ASSIGNMENT: Look for the word "JSON" in the entries and copy every line where it shows up.

*** DATA FOR THIS TASK

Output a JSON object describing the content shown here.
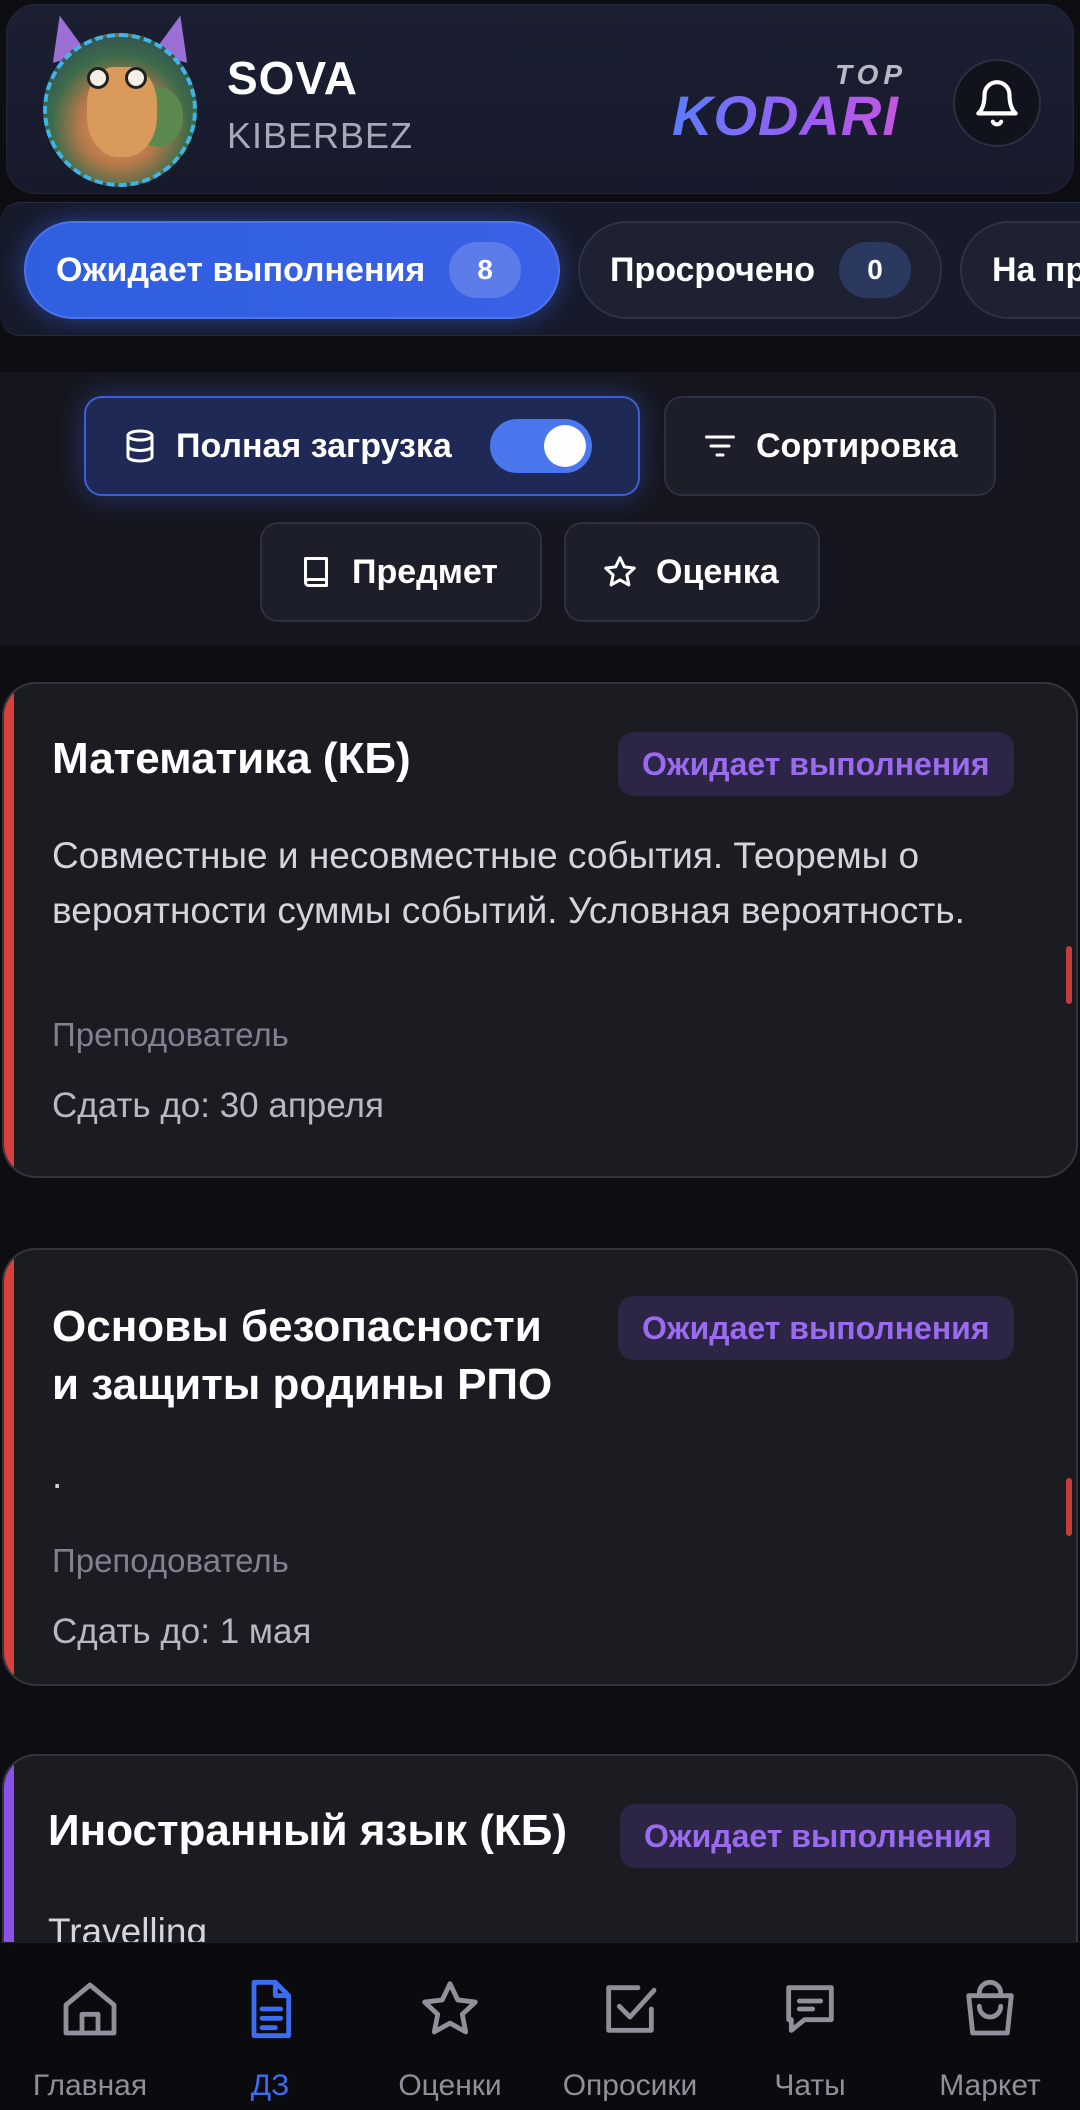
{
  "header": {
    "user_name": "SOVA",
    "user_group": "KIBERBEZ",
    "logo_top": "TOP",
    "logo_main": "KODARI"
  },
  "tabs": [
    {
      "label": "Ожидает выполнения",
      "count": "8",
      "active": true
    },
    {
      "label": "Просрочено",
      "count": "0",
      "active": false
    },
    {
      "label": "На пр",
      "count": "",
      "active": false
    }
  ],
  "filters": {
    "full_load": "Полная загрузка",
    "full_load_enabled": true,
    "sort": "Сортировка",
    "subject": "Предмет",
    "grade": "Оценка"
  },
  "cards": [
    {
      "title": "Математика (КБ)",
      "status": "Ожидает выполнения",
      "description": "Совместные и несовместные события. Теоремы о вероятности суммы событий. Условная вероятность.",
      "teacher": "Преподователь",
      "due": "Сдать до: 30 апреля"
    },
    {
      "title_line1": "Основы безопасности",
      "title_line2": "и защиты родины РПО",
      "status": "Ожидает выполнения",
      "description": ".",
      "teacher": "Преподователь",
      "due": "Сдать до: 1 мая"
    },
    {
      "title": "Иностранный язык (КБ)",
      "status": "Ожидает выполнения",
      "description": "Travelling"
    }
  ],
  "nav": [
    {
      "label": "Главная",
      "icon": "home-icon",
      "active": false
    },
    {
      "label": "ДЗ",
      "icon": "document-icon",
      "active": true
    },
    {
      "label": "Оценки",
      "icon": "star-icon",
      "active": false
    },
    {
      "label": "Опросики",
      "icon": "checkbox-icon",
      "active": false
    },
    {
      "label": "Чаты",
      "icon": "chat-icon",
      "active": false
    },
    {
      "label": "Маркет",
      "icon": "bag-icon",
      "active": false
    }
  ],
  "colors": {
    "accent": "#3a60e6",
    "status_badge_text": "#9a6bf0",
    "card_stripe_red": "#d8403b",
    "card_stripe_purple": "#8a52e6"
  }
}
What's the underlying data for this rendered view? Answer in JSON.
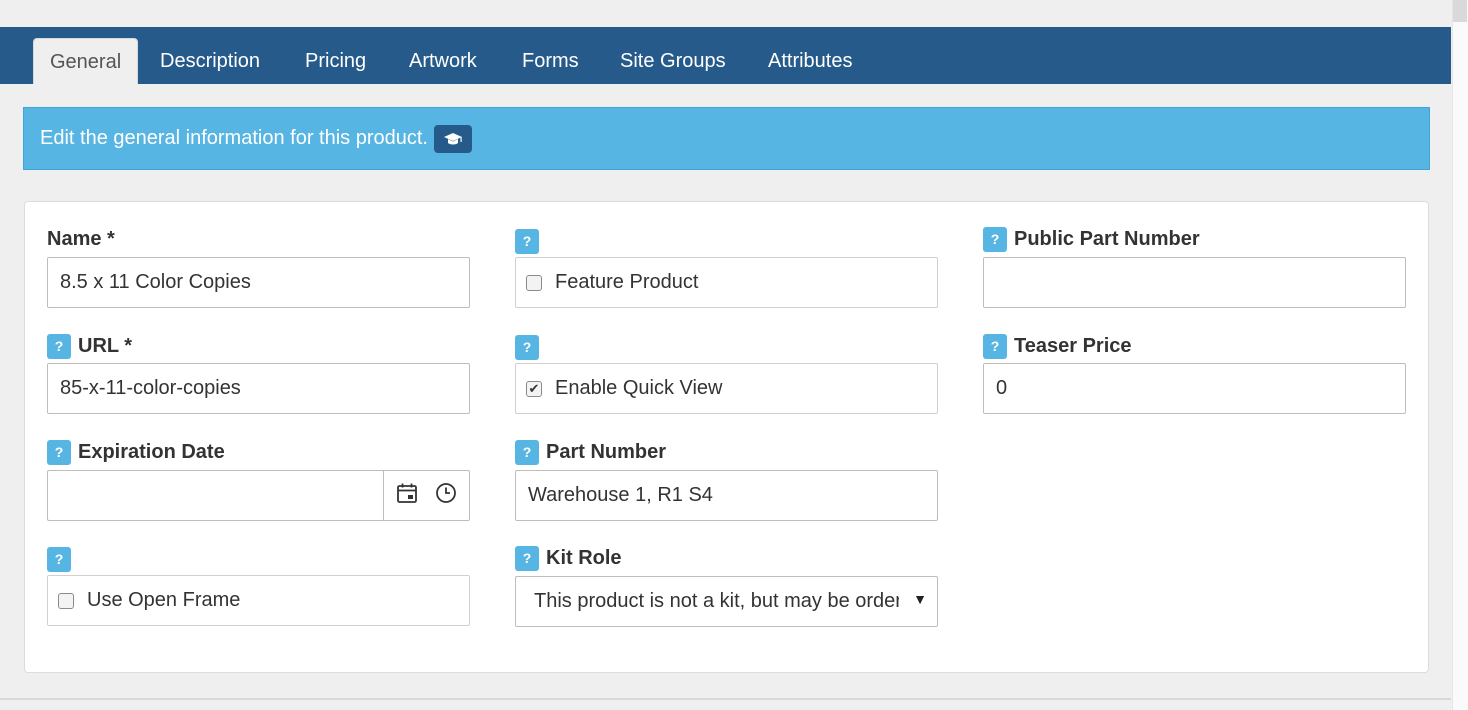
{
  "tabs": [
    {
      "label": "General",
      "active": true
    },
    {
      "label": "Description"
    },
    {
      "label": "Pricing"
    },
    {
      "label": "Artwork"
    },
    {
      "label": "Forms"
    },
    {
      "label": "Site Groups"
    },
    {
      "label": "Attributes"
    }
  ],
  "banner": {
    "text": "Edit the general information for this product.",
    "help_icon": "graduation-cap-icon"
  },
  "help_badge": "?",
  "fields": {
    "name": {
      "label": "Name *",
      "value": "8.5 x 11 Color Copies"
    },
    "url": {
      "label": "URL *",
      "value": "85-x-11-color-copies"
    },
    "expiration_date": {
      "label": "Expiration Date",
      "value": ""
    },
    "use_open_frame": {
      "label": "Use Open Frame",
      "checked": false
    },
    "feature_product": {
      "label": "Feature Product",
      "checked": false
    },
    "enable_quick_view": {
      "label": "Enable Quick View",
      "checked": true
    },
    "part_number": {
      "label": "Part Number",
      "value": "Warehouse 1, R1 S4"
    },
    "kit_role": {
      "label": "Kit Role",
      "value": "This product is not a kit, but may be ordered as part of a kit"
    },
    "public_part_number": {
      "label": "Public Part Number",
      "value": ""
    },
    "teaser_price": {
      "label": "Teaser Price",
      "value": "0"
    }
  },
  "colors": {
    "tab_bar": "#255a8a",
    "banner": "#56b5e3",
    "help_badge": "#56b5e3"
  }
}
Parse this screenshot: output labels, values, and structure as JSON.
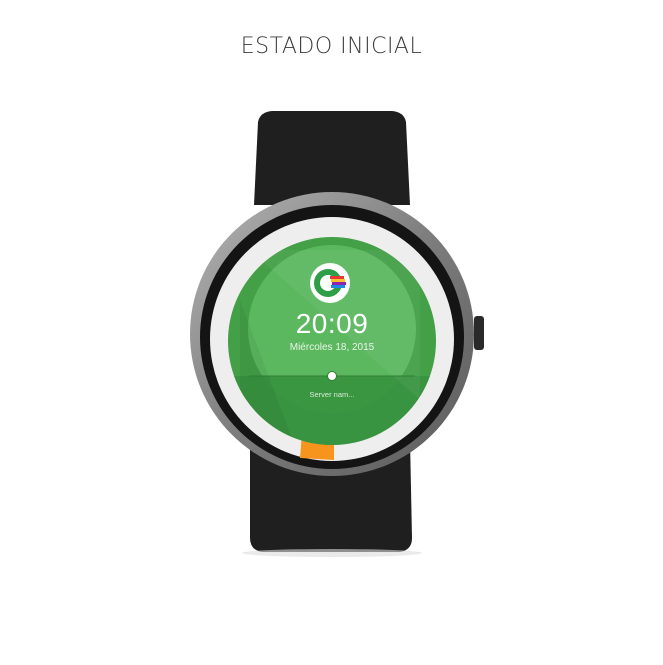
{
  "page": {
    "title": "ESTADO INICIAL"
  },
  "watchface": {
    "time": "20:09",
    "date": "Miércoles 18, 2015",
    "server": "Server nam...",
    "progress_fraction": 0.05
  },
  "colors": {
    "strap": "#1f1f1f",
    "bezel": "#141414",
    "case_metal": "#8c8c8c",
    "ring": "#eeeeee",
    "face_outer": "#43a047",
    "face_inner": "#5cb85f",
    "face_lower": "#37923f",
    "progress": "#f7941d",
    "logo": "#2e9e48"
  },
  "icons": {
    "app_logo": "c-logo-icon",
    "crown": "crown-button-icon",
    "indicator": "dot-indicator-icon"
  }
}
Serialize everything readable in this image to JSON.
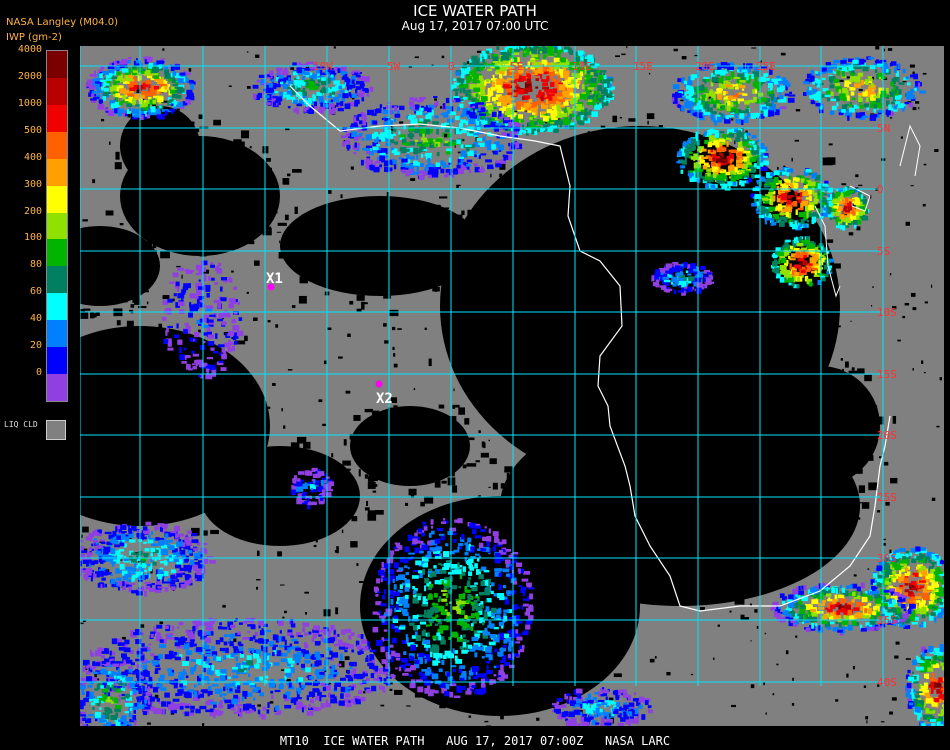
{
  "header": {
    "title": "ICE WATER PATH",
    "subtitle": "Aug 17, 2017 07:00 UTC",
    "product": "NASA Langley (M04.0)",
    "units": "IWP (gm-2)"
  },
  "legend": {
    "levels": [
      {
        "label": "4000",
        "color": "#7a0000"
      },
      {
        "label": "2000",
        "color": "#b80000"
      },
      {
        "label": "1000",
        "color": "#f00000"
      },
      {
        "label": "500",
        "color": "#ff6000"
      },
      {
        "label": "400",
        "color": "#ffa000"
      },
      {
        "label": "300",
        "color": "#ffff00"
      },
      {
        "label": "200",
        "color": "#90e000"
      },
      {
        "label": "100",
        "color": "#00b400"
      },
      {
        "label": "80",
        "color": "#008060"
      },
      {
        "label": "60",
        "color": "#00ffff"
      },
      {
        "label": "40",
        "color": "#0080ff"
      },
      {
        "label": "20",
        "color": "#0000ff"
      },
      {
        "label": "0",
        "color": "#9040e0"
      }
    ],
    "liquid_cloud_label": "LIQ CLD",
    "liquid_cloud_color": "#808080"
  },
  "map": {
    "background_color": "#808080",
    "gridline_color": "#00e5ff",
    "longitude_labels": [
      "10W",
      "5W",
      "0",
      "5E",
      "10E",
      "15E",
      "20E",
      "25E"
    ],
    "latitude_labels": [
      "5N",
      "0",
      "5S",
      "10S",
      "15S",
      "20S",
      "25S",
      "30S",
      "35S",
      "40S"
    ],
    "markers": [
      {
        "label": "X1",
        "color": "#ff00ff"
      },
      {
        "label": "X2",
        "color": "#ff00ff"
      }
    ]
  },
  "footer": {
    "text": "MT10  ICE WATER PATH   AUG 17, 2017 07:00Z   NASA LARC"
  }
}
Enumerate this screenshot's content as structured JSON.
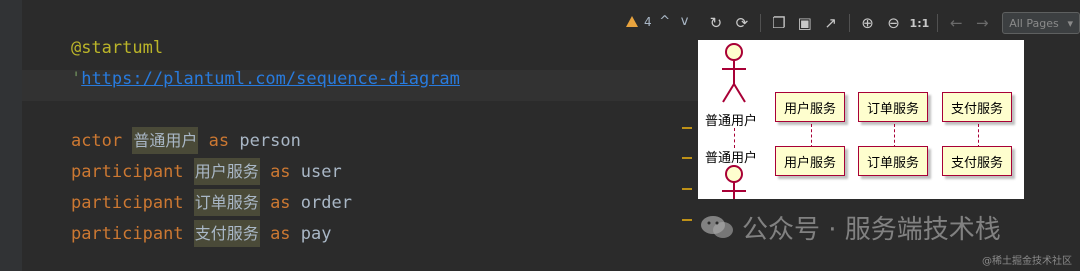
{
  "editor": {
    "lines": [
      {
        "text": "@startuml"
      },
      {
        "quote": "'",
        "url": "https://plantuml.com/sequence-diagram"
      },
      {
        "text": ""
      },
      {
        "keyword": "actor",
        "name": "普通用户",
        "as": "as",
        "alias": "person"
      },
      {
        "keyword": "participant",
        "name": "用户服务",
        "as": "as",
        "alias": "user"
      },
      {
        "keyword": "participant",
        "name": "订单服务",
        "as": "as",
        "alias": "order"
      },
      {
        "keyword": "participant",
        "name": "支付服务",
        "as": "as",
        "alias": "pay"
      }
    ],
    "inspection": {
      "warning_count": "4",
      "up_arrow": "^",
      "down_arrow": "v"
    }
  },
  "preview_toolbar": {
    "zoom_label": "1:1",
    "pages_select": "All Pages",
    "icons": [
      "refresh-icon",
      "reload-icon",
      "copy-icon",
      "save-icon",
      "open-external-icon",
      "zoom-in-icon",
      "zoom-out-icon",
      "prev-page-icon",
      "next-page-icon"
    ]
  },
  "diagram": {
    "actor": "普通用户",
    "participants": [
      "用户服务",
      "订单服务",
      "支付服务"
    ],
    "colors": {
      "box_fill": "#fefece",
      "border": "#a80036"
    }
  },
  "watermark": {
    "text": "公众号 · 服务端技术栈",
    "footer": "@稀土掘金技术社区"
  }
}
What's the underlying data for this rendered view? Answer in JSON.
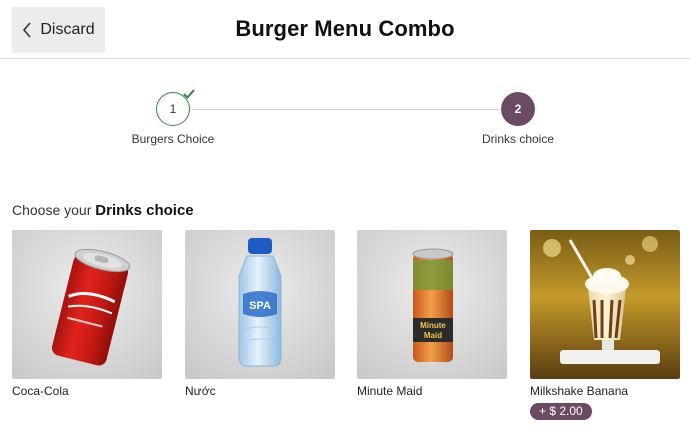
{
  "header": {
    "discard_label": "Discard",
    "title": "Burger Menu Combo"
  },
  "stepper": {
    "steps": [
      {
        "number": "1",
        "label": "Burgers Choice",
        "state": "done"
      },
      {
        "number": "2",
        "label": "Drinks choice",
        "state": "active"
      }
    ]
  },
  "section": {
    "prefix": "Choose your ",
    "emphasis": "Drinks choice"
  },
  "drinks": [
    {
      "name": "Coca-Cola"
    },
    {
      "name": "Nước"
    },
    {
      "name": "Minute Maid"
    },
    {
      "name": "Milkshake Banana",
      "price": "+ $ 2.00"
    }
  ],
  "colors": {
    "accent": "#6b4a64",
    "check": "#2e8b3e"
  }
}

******

SOLUTION TO THIS TASK:
Output a JSON object describing the content shown here.
What's the underlying data for this rendered view? Answer in JSON.
Parse this screenshot: output labels, values, and structure as JSON.
Serialize everything readable in this image to JSON.
Enumerate this screenshot's content as structured JSON.
What's the underlying data for this rendered view? Answer in JSON.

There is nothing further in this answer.